The MTA has suspended all work at the site until further notice. It has also ordered the inspection of all cranes at MTA construction sites in the city.
Authorities on Wednesday were focusing on what caused of the crash.
The MTA said Yonkers Contracting Company owned and operated the crane. According to the Occupational Health and Safety Administration, the company was fined four times — three of those violations were classified as serious. In 2010, the firm was fined $3,000 for a lack of adequate worker training.
Calls placed to the company for comment were not immediately returned.
Michael Simmermeyer, 30, of Burlington, N.J. was pronounced dead following Tuesday's accident at the No. 7 subway line extension construction site. One other person was hospitalized in serious condition and three people were treated for minor injuries.
Simmermeyer worked at the site with his father, his co-workers said.
"Both great guys to work with and hang out with. It's just horrible," said Joe Travers, an ironworker from the Rockaways. Simmermeyer was "one of the nicest guys I've ever worked with," he said.
Mayor Michael Bloomberg said the city has made crane safety and construction reforms in the wake of the May 2008 East Side crane collapse that killed a crane operator and fellow worker. The crane's owner is currently on trial for manslaughter.
"We've made aggressive reforms to construction safety and crane safety," Bloomberg said Wednesday.
Worker Chazz Brown, one of about 50 ironworkers sent home Wednesday from their day shift, said danger is part of the job.
"It's tragic," he said. "Nobody wants to lose a life on a job site. We come here, we expect to be secure. But it's always stuff flying over our head. All you got to do is just look up, and once it's passed, you just get back to work."
The crane was set up on the second of three levels on the construction site on Manhattan's West Side, city officials said. The FDNY said the boom came apart in two pieces - one 80 feet long and the other 40 feet long.
The NYPD said that the investigation would be jointly conducted by the Department of Buildings and police. The crane is owned and operated by Yonkers Contracting Company.
(Photo: Site of construction crane collapse. Janet Babin/WNYC)
Jack Sullivan, deputy chief for the FDNY EMS, said it was possible one of the workers had been struck by the crane's boom. The crane operator and someone who worked with him were among those who were injured.

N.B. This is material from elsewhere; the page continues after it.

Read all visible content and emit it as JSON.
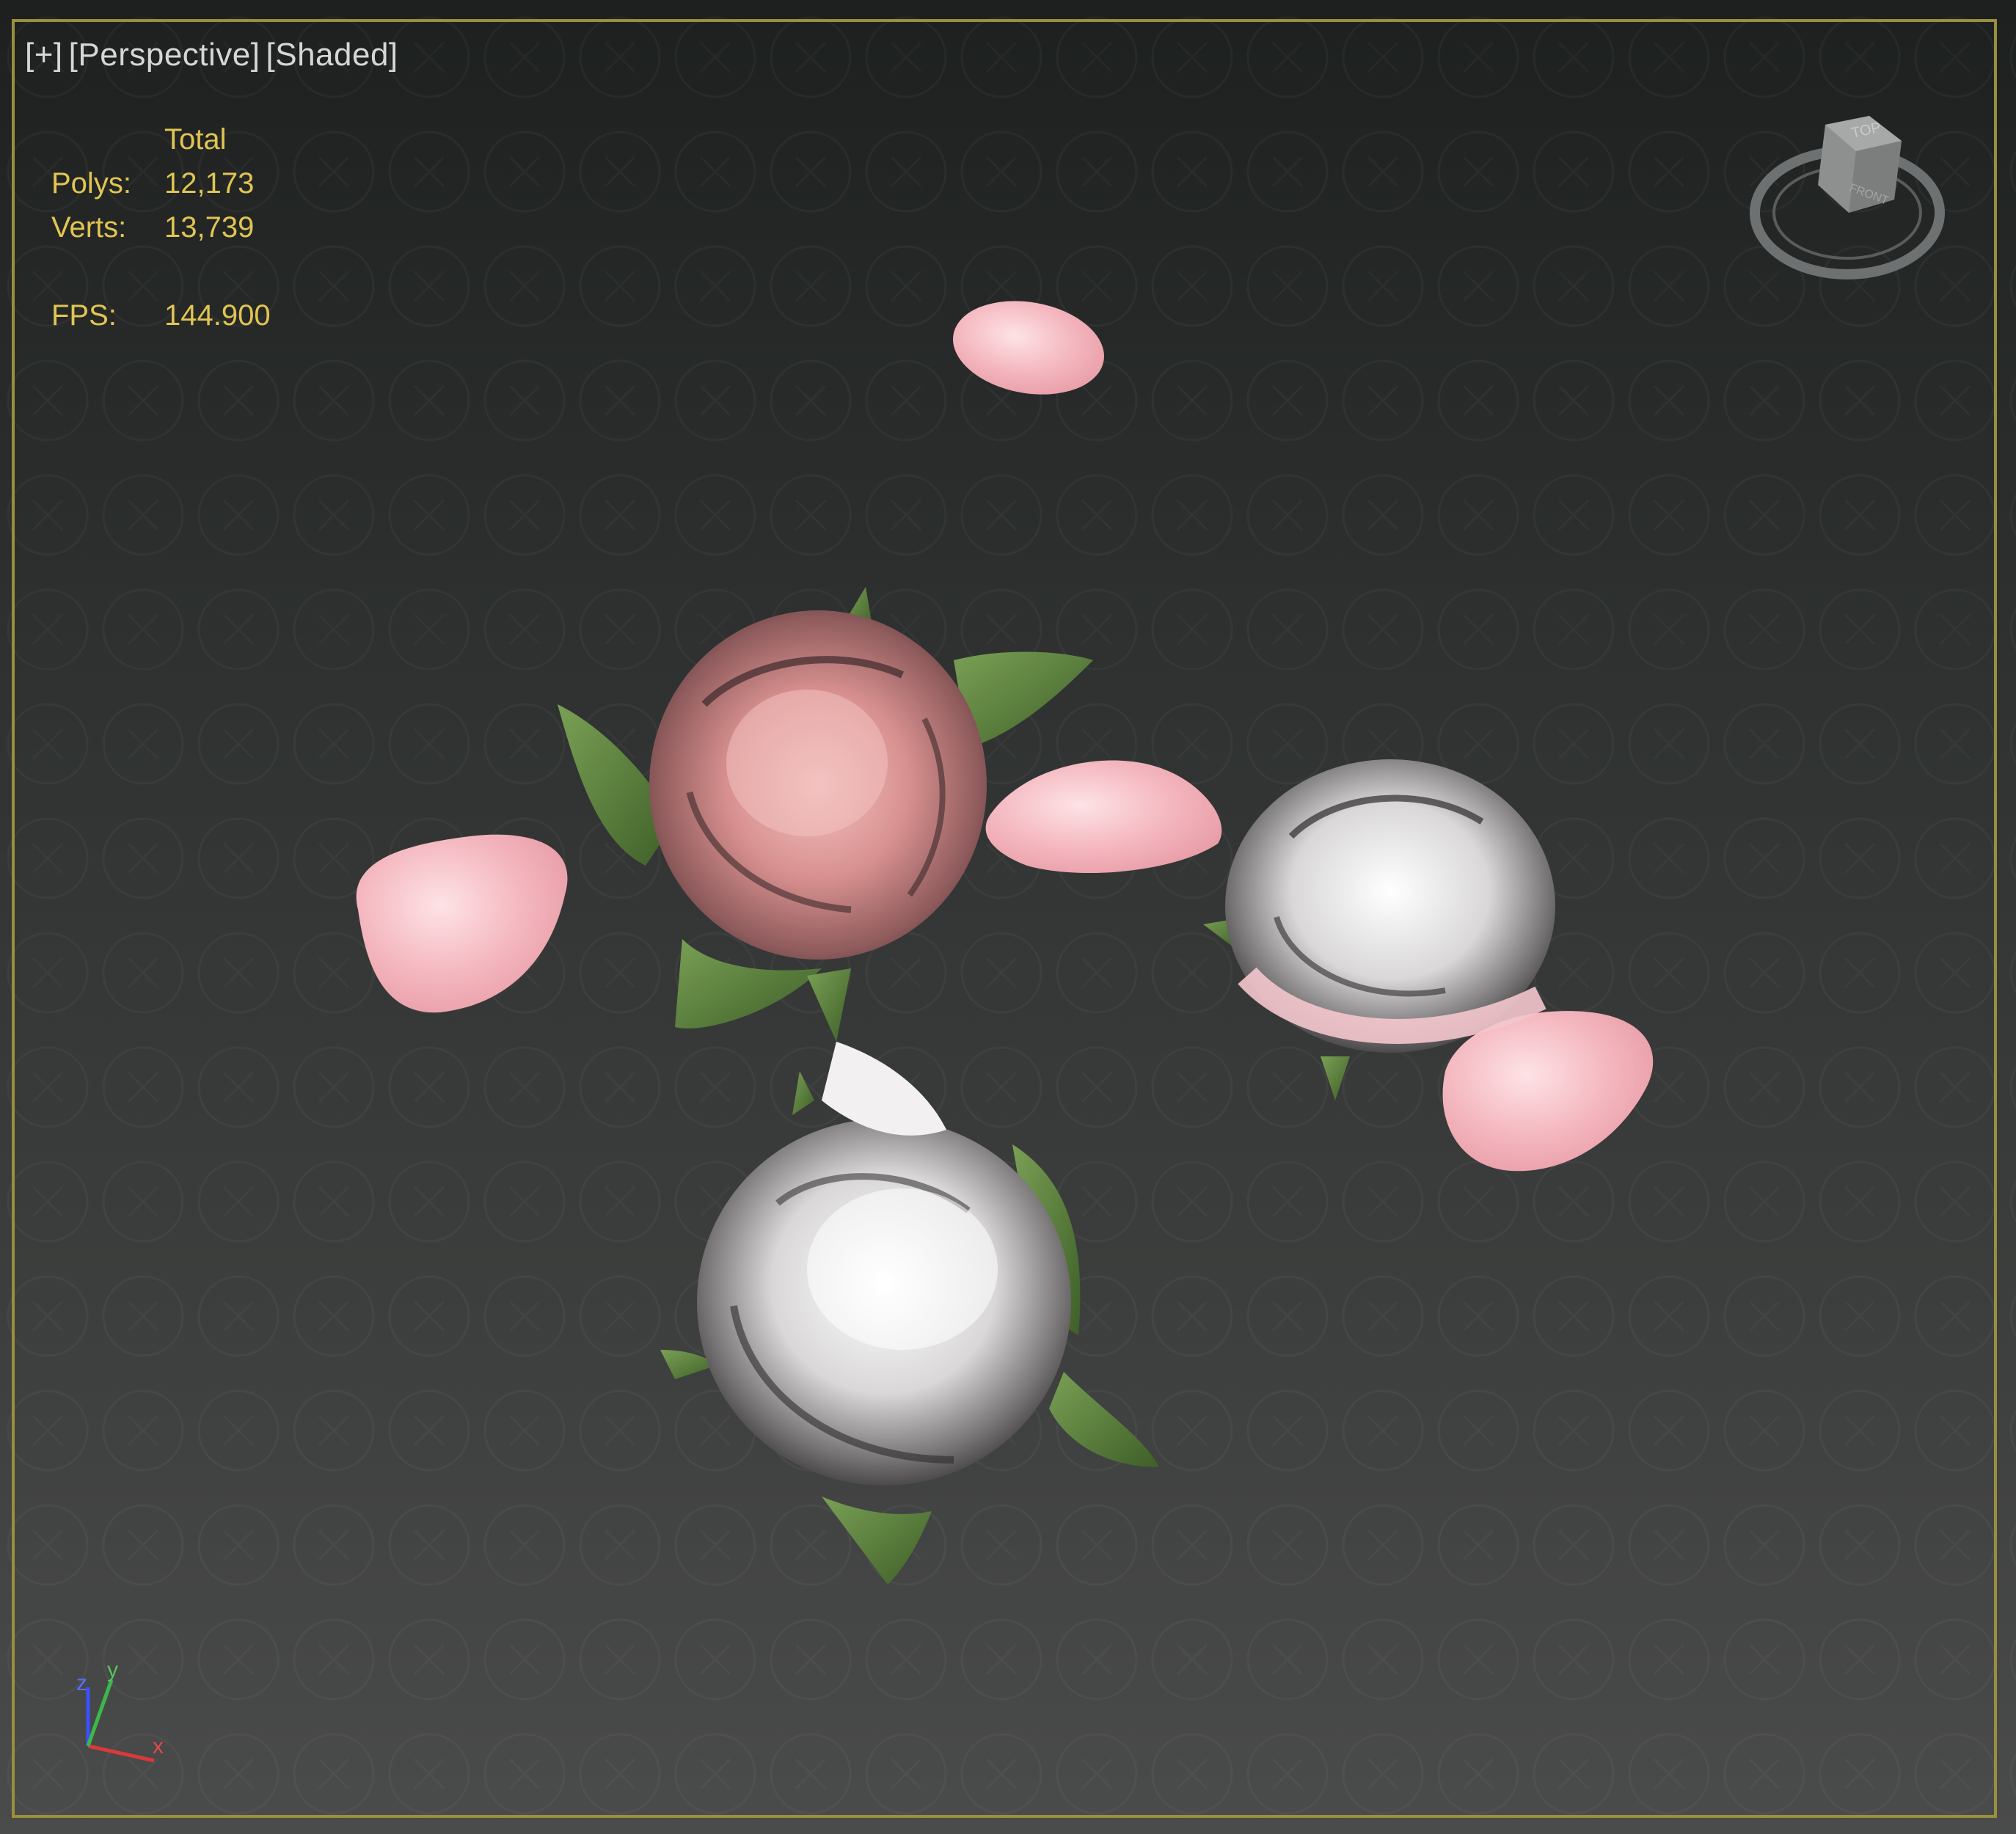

He described the removal of the workers from the construction site, about 60 feet below street level, as "extremely dangerous."
"We had construction material that wasn't stable," he said.
Dozens of first responders came to the accident site.
Standing on a sidewalk, one construction laborer collapsed in tears into the arms of another worker. A laborer could be heard saying: "I can't take it."
Thomas Rushkin, a retired city police officer and private investigator, said he was on his way home when he saw emergency vehicles heading over and got a glance at the pieces of the crane.
"The arm is broken in half," he said, adding that it appeared that one part of the crane was on a level below the street.
Another witness, Kennon Murphy, of Charlotte, N.C., said he was on his way to the nearby Javits Convention Center when he heard "a big boom." He said of the crane: "We noticed it was down."
The Metropolitan Transportation Authority released a statement saying they plan to work with all proper authorities to conduct a thorough investigation into the incident.
"On behalf of the entire MTA, we pray for the recovery of the workers injured as a result of this tragic accident," the statement said.
Janet Babin and Sharyn Jackson contributed reporting.